How easy is it to clean up our emissions? Going from tech level zero to level 4.
When I set out to cut my contribution to poisoning our urban air I knew in one sense that I’d made life easy for myself. I’d started with a car that turned out to have one of the dirtiest car engines on the road.
The Ford derived 2.2 diesel in my much loved Range Rover Evoque put it into group H in the Emissions Analytics Equa index for NOx pollution – around as polluting as 25 petrol cars! It was a bit of shock that this beautiful car did so poorly despite a relaxed 9 speed automatic gearbox and stop start to cut the engine in traffic.
Stop start on a non hybrid turns out to be a bit of a disappointment for improving air quality. For a start it was the one part of the Evoque that never worked reliably. When it did it added at least 5 mpg in London traffic making the 4×4 Evoque more economical than the BMW 330D I had before.
The weak-point in all these systems though is the battery. Unless you turn off the aircon (fine when it’s not cold or wet!) you’ll be lucky if the engine manages to stay off for more than 30 seconds at a time. Fine at a lone short traffic light in the Scottish highlands but not much good if you’re stationary for 20 mins or more in London traffic.
There are lots of Euro 6 diesels on sale that are much cleaner than my Euro 5 Evoque.
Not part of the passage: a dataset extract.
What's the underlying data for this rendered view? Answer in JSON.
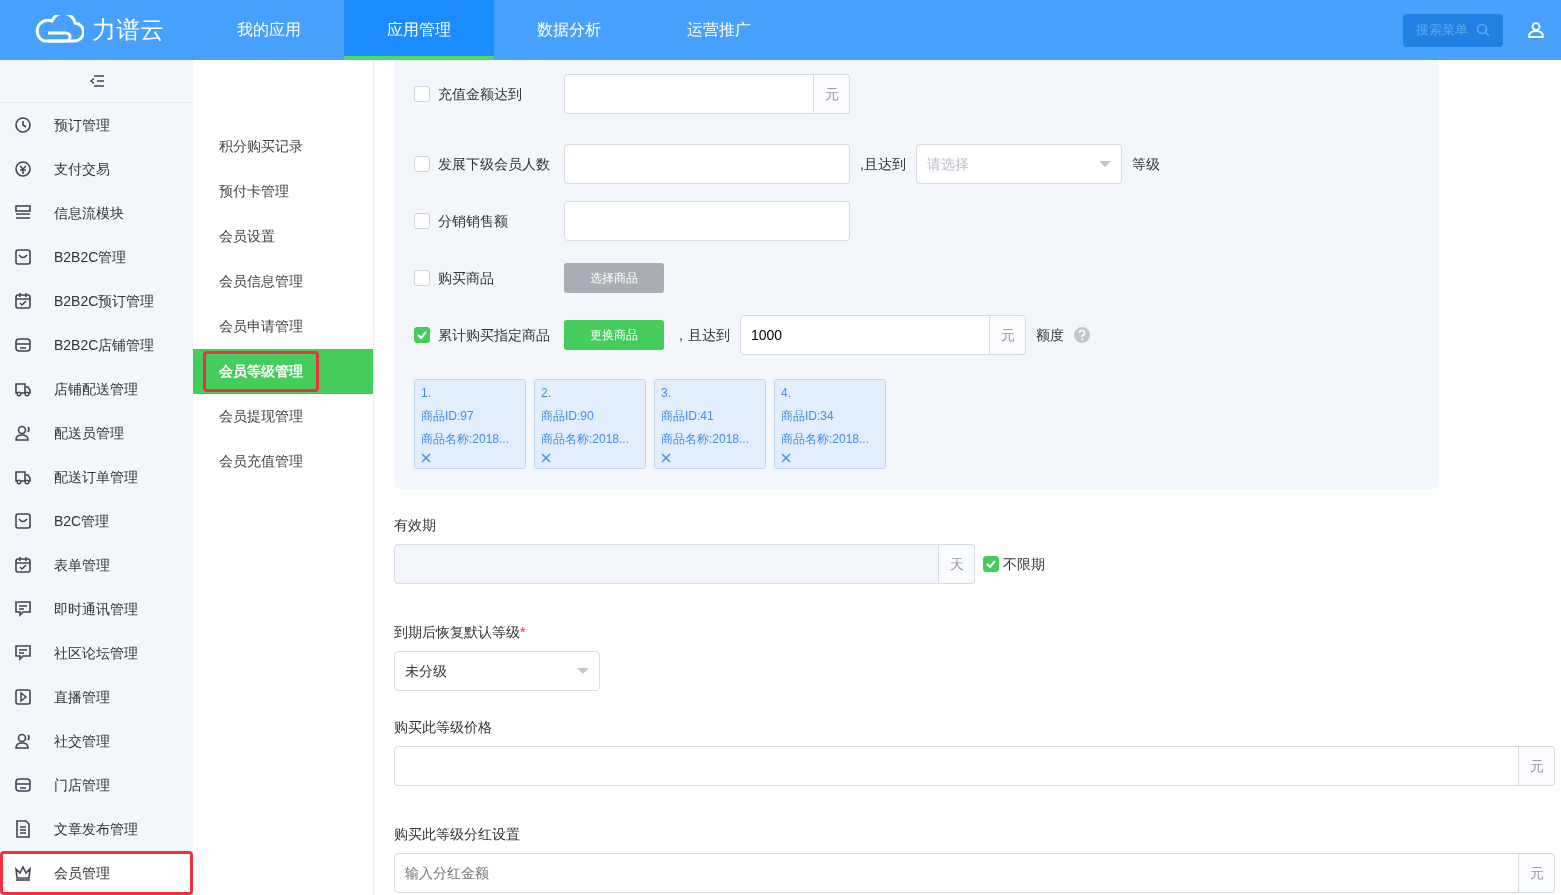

Amazingly there are also some Euro 6 diesels that are dirtier. There was such effective lobbying and abuse that Euro 6 tells you almost nothing about a cars emissions. On average they fail the test by 5x when you put them on the road. On average one Euro 6 diesel is as polluting as 7 petrol cars. So switching to a petrol car would reduce my emissions by 96% or more… while a plugin hybrid or EV could reduce it by up to an extra 4%
Now some in the car industry argue if we don’t continue buying dirty diesels then CO2 will go up and we will be hit by climate change. It’s sometimes known as the “die now or die later” argument with the industry backing the former.
The funny thing is though.. the average official CO2 for petrol and diesel cars is pretty much identical. Around 121g per car in the UK. The other funny thing is the highest CO2 comes from mainly diesel SUVs which average around 142g. (See tweet)
— David Nicholson (@rivergecko) January 13, 2018
So SUV’s are bad? Well not necessarily. SUV’s have a higher average CO2 because they are they are usually taller, wider and much heavier than an average car. 4 wheel drive systems also tend to push up CO2. So ironically the slightly more efficient diesel engine has encouraged people to buy bigger heavier cars that are less efficient – and produce more CO2. Carmakers are now selling midsized SUVs like an Audi Q5 that are longer than the original 5 door long wheelbase Range Rover. Positive whales of a car like the Audi Q7 would not have existed without diesel.
Thinking about my priorities for the new car the key things were
A 90% to 99% reduction in NOx pollution in the real world
Not diesel but efficient
Lower in CO2
Similar in size and practicality to my Evoque
In the end after flirting with a BMW 330e hybrid saloon ( I ordered it in May 17 but after a catalogue errors BMW finally said it might arrive by Christmas!) I picked a petrol SUV. Its NOx should be over 97% lower than the Evoque but despite also being a petrol automatic SUV and the same size- its mpg is almost exactly same and its CO2 is 19.5% lower.
In the end I setted on a Skoda Karoq in edition spec that has a remarkably similar equipment spec to my Evoque. It’s performance is also comparable and it’s also an automatic (7 speed dsg). It’s also just as spacious inside and has about double the boot space (officially in smaller but In the real world it’s not…don’t ask!). I will be doing a comparison review soon.
So how does this same size SUV, petrol Skoda Karoq have lower CO2 (down from 159g official to 128g) than the diesel before it? Well it has a clever efficient new 1.5L Tsi engine and only 2 wheel drive..but mainly it’s much lighter – around 300kg less ( thats about three 16 stone rugby players less!). Now 128g of CO2 isn’t ultra low but it does show you don’t have to die now – by making the air in urban areas toxic – to reduce your CO2.
We will all be in zero emission EV’s in a few short years powered by renewable power. But in the meantime you can stop poisoning city air with stinking diesel fumes – and still lower CO2 even with a petrol car as long as you don’t buy a much bigger heavier car than you really need.